• Integrating around a sector of angle $\frac{2 \pi}{3}$, which is what I assume you did, I get $\sum_{k=1}^{\infty} \frac{(-1)^{k} k^{2}}{k!} |\Gamma(ke^{i \pi/3})|= - \frac{1}{3}$. Then using that integral formula, I get $(3)$. But using $(*)$, which is just another way to express the above series, I get $$\int_{-\infty}^{\infty} \left(\frac{2e^{i \sqrt{3} x} \operatorname{sech} x}{\left(2 \cosh x +e^{i \sqrt{3} x}\right)^{2}} + \frac{e^{i \sqrt{3}x}\operatorname{sech}^{2} x }{2\cosh x + e^{i \sqrt{3}x}}\right) \, dx= \frac{2}{3}.$$ I don't quite see how to manipulate this to get $(1)$. – Random Variable Jun 30 '17 at 17:37
• I think this should explain it $\frac{e^{i \sqrt{3}x}\operatorname{sech}^{2} x }{2\cosh x + e^{i \sqrt{3}x}}=\frac{(2\cosh x+e^{i\sqrt{3}x}-2\cosh x)\operatorname{sech}^{2} x }{2\cosh x + e^{i \sqrt{3}x}}$. – Nemo Jun 30 '17 at 18:49

## 1 Answer

The following formula is a generalization of $(1)$ \begin{align} \small\int_{-\infty}^\infty\frac{dx}{\left(e^x+e^{-x}+e^{a+ix\sqrt{3}}\right)^2}+e^a\int_{-\infty}^\infty\frac{dx}{\left(e^{a+x}+e^{-x}+e^{ix\sqrt{3}}\right)^2}+e^a\int_{-\infty}^\infty\frac{dx}{\left(e^{a+x}+e^{-x}+e^{-ix\sqrt{3}}\right)^2}=1 \end{align} where $|a|$ is sufficiently small.
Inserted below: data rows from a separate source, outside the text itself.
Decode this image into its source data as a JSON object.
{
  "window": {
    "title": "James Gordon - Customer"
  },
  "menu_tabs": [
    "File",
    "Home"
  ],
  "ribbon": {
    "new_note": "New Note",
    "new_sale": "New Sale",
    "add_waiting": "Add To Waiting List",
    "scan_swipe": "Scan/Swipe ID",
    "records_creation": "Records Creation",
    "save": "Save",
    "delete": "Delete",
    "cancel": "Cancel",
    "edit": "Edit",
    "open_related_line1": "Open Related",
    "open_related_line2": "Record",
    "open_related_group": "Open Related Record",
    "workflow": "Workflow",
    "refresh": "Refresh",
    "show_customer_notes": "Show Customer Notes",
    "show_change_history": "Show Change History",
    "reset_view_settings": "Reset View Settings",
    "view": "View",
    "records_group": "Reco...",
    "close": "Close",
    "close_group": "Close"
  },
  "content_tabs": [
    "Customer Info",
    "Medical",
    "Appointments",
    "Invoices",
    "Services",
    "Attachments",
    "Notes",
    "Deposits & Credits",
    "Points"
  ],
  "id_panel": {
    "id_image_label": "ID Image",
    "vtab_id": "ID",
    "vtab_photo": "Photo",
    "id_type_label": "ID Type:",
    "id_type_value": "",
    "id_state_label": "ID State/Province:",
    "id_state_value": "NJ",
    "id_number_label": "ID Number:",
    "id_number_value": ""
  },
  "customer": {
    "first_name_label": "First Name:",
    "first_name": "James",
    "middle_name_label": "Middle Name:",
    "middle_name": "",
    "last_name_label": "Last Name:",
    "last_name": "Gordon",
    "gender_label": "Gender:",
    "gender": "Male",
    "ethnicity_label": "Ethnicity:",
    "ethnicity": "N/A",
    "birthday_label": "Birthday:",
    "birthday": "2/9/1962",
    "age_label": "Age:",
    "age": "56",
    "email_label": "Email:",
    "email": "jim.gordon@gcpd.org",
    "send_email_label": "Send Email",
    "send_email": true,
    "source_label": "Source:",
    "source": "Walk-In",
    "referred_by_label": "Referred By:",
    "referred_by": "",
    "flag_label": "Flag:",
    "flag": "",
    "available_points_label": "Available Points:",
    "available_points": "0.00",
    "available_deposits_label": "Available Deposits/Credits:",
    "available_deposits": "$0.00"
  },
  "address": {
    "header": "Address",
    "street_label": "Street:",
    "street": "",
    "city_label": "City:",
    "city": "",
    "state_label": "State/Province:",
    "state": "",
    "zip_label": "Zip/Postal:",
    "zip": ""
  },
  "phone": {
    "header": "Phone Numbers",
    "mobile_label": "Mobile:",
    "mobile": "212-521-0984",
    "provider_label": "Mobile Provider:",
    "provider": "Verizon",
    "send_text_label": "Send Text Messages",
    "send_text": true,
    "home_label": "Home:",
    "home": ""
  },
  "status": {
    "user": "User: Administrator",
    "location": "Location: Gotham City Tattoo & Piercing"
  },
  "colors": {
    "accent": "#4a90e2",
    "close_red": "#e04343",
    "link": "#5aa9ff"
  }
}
It gives a parametric extension of $(1)$. I think it is hard to expect anything more simple than this.